A solicitor is entitled to refuse to do further work for a client until outstanding bills are settled and funds placed on account ( for anticipated costs not yet incurred) the Court of Appeal recently ruled . By doing so, the solicitor was merely suspending, not terminating the retainer and the client was liable to pay for the work done. The client in this case was unhappy with the size of the bill as it had exceeded initial estimates. The reason for the higher bill was that the matter had got more complicated, there being protracted possession proceedings.
All solicitors will have written terms of business which should set out on what basis the parties can terminate the agreement.
Inevitably there will be instances where costs are more than initially anticipated, and litigation ( in particular possession proceedings) are a minefield full of potential unwelcome developments that push your costs up. But if you are not happy with the costs and handling of the case there are channels available to resolve the matter ( for example the firm’s internal complaints procedure, the Legal Ombudsman and the Solicitors Regulation Authority amongst others).

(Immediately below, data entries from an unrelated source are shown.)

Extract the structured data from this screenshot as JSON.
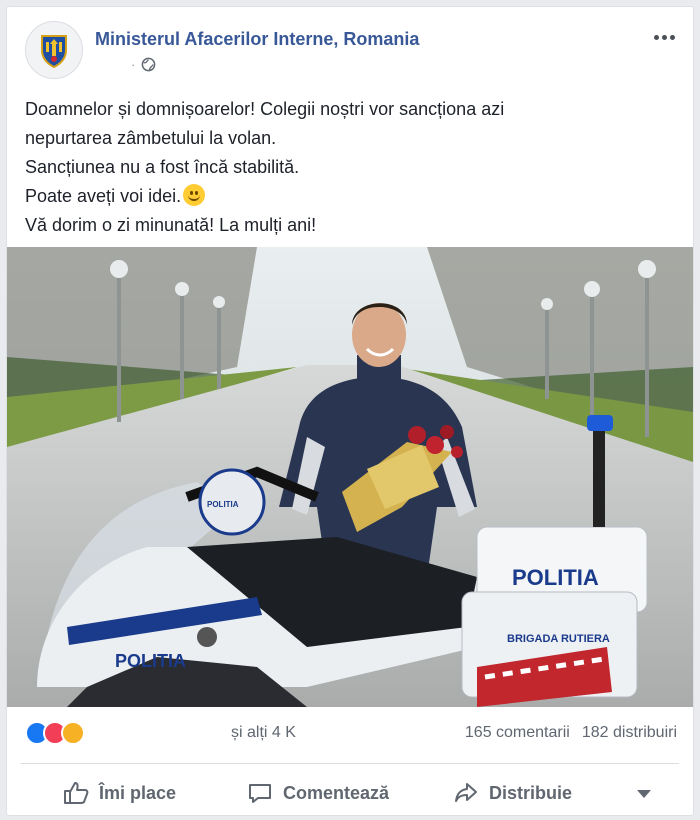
{
  "post": {
    "author": "Ministerul Afacerilor Interne, Romania",
    "timestamp": "·",
    "privacy_icon": "globe-icon",
    "text_lines": [
      "Doamnelor și domnișoarelor! Colegii noștri vor sancționa azi",
      "nepurtarea zâmbetului la volan.",
      "Sancțiunea nu a fost încă stabilită.",
      "Poate aveți voi idei.",
      "Vă dorim o zi minunată! La mulți ani!"
    ],
    "emoji": "smile-emoji"
  },
  "photo": {
    "motorcycle_labels": [
      "POLITIA",
      "POLITIA",
      "POLITIA",
      "BRIGADA RUTIERA"
    ]
  },
  "stats": {
    "reactions_text": "și alți 4 K",
    "comments": "165 comentarii",
    "shares": "182 distribuiri",
    "reaction_types": [
      "like",
      "love",
      "haha"
    ]
  },
  "actions": {
    "like": "Îmi place",
    "comment": "Comentează",
    "share": "Distribuie"
  },
  "colors": {
    "brand_blue": "#385898",
    "like_blue": "#1877f2",
    "love_red": "#f33e58",
    "haha_yellow": "#f7b125"
  }
}
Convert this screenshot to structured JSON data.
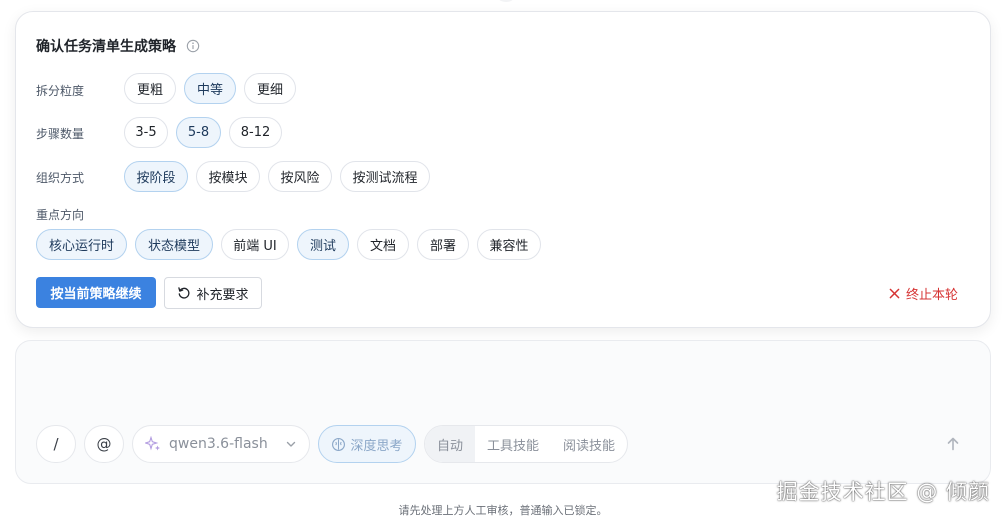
{
  "card": {
    "title": "确认任务清单生成策略",
    "rows": [
      {
        "label": "拆分粒度",
        "options": [
          {
            "label": "更粗",
            "selected": false
          },
          {
            "label": "中等",
            "selected": true
          },
          {
            "label": "更细",
            "selected": false
          }
        ]
      },
      {
        "label": "步骤数量",
        "options": [
          {
            "label": "3-5",
            "selected": false
          },
          {
            "label": "5-8",
            "selected": true
          },
          {
            "label": "8-12",
            "selected": false
          }
        ]
      },
      {
        "label": "组织方式",
        "options": [
          {
            "label": "按阶段",
            "selected": true
          },
          {
            "label": "按模块",
            "selected": false
          },
          {
            "label": "按风险",
            "selected": false
          },
          {
            "label": "按测试流程",
            "selected": false
          }
        ]
      },
      {
        "label": "重点方向",
        "options": [
          {
            "label": "核心运行时",
            "selected": true
          },
          {
            "label": "状态模型",
            "selected": true
          },
          {
            "label": "前端 UI",
            "selected": false
          },
          {
            "label": "测试",
            "selected": true
          },
          {
            "label": "文档",
            "selected": false
          },
          {
            "label": "部署",
            "selected": false
          },
          {
            "label": "兼容性",
            "selected": false
          }
        ]
      }
    ],
    "continue_label": "按当前策略继续",
    "supplement_label": "补充要求",
    "stop_label": "终止本轮"
  },
  "composer": {
    "slash_label": "/",
    "at_label": "@",
    "model_name": "qwen3.6-flash",
    "deep_think_label": "深度思考",
    "modes": [
      {
        "label": "自动",
        "active": true
      },
      {
        "label": "工具技能",
        "active": false
      },
      {
        "label": "阅读技能",
        "active": false
      }
    ]
  },
  "watermark": "掘金技术社区 @ 倾颜",
  "footer_note": "请先处理上方人工审核，普通输入已锁定。",
  "colors": {
    "primary": "#3b82e0",
    "selected_bg": "#eef5fc",
    "selected_border": "#b3d2ef",
    "danger": "#d63333"
  }
}
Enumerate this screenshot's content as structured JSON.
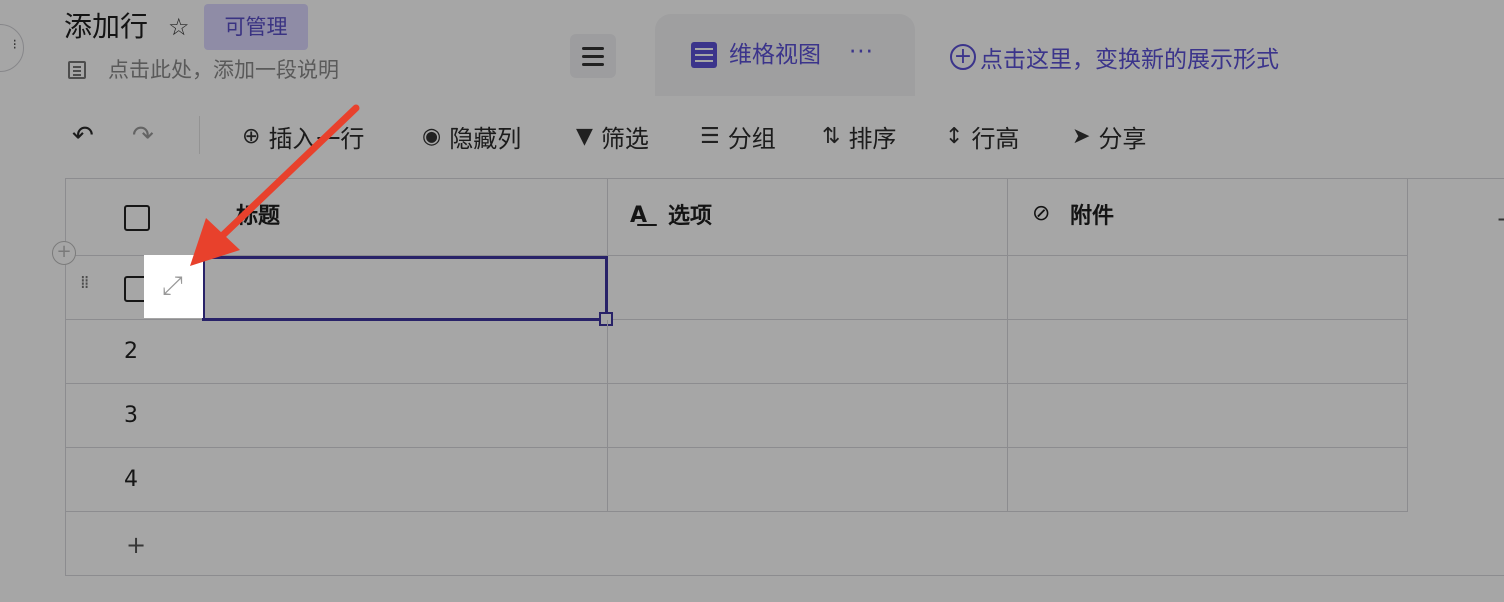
{
  "header": {
    "title": "添加行",
    "permission_badge": "可管理",
    "description_placeholder": "点击此处，添加一段说明",
    "view_tab_label": "维格视图",
    "view_more": "···",
    "add_view_label": "点击这里，变换新的展示形式"
  },
  "toolbar": {
    "insert_row": "插入一行",
    "hide_columns": "隐藏列",
    "filter": "筛选",
    "group": "分组",
    "sort": "排序",
    "row_height": "行高",
    "share": "分享"
  },
  "table": {
    "columns": [
      "标题",
      "选项",
      "附件"
    ],
    "row_numbers": [
      "2",
      "3",
      "4"
    ],
    "add_row_symbol": "+",
    "add_column_symbol": "+"
  },
  "icons": {
    "star": "star-icon",
    "expand": "expand-icon",
    "filter": "filter-icon",
    "share": "paper-plane-icon"
  },
  "colors": {
    "accent": "#5b50d6",
    "selection": "#3e35a0",
    "annotation_arrow": "#e8412c"
  }
}
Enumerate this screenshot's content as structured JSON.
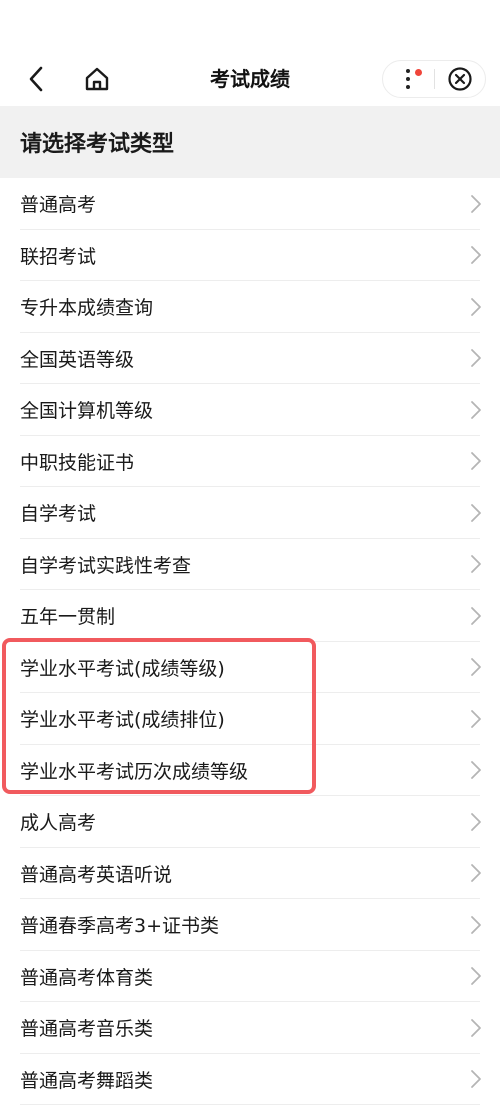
{
  "nav": {
    "title": "考试成绩",
    "icons": {
      "back": "chevron-left-icon",
      "home": "home-icon",
      "more": "more-dots-icon",
      "close": "close-circle-icon"
    },
    "notification_dot_color": "#f0453a"
  },
  "section": {
    "title": "请选择考试类型"
  },
  "list": {
    "items": [
      {
        "label": "普通高考"
      },
      {
        "label": "联招考试"
      },
      {
        "label": "专升本成绩查询"
      },
      {
        "label": "全国英语等级"
      },
      {
        "label": "全国计算机等级"
      },
      {
        "label": "中职技能证书"
      },
      {
        "label": "自学考试"
      },
      {
        "label": "自学考试实践性考查"
      },
      {
        "label": "五年一贯制"
      },
      {
        "label": "学业水平考试(成绩等级)"
      },
      {
        "label": "学业水平考试(成绩排位)"
      },
      {
        "label": "学业水平考试历次成绩等级"
      },
      {
        "label": "成人高考"
      },
      {
        "label": "普通高考英语听说"
      },
      {
        "label": "普通春季高考3+证书类"
      },
      {
        "label": "普通高考体育类"
      },
      {
        "label": "普通高考音乐类"
      },
      {
        "label": "普通高考舞蹈类"
      }
    ],
    "highlight_color": "#f15a5e"
  }
}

But if your solicitors say no more work until you pay up ignore the message at your peril or you could find yourself liable for fees on the basis that you terminated the agreement.